It's a punchy and persuasive argument. But it's also very remiscent of the case the Lib Dems were making over a year ago. Ignore the specifics about what waste is going to be cut, and which tax cuts it will be used to fund, and you'll find much the same argument in, say, Nick Clegg's speech to his party conference in 2008. In that, Clegg says he wants to cut "£20bn of government spending that isn't working effectively," and then use that to "cut taxes for the people who need it most". He even attacks the other parties for being "too flaky to take the tough choices to make tax cuts possible ... too weak to trim back on wasteful spending."“
"If there’s waste in government spending, which the Labour Government says there is, we should be saving the waste, not saying we’ll go on wasting it for several more years."
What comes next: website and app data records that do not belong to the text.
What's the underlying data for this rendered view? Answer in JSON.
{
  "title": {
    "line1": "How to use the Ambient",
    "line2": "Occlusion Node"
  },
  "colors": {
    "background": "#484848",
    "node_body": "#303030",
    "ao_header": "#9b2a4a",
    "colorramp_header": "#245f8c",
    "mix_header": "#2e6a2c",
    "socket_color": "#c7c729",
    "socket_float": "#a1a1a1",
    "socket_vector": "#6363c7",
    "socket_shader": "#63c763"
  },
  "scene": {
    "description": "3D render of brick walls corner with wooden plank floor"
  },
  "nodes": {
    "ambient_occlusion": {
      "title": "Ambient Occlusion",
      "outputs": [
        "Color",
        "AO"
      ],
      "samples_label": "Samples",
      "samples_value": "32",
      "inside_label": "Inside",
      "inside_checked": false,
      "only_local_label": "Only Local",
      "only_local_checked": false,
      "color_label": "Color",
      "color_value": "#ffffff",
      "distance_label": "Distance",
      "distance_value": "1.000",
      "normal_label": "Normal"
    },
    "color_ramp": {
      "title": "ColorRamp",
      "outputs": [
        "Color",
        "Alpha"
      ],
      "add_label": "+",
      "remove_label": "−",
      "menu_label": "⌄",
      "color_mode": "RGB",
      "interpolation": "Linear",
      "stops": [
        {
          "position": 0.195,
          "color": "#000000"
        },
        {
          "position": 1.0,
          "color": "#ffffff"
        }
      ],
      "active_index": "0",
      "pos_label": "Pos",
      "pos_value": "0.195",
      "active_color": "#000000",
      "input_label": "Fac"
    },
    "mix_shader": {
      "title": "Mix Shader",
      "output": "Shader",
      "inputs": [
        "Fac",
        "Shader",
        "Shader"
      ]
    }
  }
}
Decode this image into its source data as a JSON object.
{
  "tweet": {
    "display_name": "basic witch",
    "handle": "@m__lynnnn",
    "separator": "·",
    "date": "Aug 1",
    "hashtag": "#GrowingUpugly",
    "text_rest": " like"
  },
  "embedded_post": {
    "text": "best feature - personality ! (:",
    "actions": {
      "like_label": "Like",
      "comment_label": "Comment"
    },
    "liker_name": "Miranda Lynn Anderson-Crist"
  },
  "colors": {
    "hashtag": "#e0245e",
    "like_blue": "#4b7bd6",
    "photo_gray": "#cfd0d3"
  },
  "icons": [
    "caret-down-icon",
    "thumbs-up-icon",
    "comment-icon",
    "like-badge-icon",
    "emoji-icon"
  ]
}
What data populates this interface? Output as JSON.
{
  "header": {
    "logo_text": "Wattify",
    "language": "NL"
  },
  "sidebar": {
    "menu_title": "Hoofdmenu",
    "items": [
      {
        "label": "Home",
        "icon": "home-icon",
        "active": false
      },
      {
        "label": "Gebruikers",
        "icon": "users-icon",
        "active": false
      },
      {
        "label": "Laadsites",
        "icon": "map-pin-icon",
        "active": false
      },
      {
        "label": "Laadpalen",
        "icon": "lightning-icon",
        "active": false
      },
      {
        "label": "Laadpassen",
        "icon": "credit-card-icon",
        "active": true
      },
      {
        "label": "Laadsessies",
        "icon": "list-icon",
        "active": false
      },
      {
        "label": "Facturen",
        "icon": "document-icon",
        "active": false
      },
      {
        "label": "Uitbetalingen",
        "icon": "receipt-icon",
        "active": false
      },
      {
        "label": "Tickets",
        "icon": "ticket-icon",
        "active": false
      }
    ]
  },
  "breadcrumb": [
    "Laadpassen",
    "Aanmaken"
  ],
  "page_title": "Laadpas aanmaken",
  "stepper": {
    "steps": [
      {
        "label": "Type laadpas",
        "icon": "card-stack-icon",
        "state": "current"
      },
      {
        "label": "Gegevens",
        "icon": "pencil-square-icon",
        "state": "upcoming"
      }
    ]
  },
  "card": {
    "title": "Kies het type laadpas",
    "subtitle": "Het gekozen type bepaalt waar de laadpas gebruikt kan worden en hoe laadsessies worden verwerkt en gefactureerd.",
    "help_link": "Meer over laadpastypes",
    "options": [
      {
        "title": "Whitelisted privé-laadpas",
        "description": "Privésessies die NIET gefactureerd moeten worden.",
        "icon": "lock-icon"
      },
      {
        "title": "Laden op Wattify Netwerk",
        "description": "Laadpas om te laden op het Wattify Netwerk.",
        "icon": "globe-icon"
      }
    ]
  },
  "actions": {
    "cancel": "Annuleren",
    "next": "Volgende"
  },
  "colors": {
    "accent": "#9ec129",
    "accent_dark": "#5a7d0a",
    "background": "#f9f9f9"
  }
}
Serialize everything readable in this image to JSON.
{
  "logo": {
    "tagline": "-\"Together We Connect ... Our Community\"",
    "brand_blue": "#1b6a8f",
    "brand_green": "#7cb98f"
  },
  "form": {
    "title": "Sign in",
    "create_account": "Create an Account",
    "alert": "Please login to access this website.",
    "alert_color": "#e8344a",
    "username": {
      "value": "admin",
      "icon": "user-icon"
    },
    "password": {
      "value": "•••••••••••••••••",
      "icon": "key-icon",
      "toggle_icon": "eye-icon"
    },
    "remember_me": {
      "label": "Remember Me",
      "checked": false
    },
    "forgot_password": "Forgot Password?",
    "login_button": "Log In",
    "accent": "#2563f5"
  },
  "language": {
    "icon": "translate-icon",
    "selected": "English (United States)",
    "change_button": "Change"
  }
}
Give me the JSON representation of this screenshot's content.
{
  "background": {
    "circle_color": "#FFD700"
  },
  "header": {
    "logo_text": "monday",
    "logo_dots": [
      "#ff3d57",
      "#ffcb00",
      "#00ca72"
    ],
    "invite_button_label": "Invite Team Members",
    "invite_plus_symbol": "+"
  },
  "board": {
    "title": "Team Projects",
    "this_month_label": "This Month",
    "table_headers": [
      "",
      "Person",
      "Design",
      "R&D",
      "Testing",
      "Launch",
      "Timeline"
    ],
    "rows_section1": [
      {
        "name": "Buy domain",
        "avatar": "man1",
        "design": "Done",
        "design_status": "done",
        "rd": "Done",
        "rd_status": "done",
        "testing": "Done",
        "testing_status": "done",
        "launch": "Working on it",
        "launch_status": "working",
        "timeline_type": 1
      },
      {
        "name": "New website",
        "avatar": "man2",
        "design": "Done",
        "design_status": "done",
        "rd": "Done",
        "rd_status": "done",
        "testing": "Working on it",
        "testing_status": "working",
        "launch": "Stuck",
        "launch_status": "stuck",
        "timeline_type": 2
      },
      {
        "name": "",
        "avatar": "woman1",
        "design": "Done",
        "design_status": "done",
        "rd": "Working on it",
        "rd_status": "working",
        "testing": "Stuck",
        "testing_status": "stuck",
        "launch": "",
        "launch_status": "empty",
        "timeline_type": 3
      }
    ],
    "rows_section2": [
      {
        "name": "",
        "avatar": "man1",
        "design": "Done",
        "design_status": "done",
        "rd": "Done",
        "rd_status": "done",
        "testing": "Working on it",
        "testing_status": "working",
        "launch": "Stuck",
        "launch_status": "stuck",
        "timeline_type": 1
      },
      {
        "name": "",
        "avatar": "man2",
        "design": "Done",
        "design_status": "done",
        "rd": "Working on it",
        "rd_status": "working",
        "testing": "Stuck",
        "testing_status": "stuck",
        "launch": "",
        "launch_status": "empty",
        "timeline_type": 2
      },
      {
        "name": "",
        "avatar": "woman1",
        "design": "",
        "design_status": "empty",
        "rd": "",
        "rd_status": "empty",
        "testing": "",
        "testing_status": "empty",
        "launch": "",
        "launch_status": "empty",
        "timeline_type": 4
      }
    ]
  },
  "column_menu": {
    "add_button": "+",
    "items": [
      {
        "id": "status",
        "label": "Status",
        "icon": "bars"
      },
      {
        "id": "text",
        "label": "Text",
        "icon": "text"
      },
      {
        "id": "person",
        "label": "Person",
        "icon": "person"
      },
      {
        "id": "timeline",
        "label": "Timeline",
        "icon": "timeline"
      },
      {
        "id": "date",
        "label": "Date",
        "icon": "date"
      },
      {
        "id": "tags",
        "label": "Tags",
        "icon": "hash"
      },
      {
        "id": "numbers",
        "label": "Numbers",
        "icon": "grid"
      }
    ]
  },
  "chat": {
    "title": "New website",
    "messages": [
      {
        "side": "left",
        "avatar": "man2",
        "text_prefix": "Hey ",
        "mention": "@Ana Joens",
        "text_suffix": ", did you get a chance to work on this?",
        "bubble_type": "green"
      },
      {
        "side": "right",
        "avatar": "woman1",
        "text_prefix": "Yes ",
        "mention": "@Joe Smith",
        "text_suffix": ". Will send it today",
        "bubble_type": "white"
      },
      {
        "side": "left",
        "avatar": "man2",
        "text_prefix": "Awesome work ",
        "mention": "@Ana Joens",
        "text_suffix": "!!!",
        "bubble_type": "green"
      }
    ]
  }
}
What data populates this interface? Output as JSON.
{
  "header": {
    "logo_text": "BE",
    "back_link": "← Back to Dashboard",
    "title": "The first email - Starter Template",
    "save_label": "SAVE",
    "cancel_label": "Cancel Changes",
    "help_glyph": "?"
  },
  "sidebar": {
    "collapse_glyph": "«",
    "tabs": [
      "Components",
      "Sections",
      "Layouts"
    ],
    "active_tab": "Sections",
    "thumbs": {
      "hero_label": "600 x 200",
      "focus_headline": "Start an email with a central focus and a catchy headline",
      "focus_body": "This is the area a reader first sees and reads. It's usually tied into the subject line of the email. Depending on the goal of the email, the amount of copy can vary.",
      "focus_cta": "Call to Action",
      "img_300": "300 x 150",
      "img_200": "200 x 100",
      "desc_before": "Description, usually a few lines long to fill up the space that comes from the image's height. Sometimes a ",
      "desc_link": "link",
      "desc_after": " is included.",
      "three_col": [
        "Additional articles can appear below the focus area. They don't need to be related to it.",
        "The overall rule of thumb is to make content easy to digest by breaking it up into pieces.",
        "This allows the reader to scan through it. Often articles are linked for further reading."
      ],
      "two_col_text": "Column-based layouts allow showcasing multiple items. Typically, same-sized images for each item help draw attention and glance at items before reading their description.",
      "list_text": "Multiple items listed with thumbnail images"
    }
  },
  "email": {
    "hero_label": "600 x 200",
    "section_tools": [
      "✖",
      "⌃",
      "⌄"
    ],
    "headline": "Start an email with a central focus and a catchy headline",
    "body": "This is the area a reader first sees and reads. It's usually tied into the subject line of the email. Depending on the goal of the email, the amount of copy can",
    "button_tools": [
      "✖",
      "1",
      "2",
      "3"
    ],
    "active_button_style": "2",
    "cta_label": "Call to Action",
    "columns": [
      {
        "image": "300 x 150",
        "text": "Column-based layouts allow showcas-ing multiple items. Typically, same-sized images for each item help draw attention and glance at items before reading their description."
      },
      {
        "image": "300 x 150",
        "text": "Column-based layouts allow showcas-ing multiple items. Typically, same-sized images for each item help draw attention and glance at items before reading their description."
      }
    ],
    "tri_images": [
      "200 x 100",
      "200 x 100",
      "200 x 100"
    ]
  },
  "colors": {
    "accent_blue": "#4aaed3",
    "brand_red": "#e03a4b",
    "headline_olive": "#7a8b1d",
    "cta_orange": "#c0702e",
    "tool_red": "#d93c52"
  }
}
Why bring this up now? Well, firstly, because I often think that Clegg deserves more credit for changing his party's traditional tax-and-spend approach to the public finances. Not that every detail of Lib Dem fiscal policy is attractive, of course. But there's much to admire in that speech above, as there is in Clegg's pledge not to ringfence any departmental spending.
But the main reason to mention the Lib Dems now is because they've recently rowed back from their strong position on waste – saying that to cut any public spending this year would be to risk the recovery. This leaves the Tories as the only major party which, on the surface, is trying to prioritise tax cuts ahead of wasteful spending this year. And that, in turn, is one of the most important distinctions to bear in mind as the election approaches.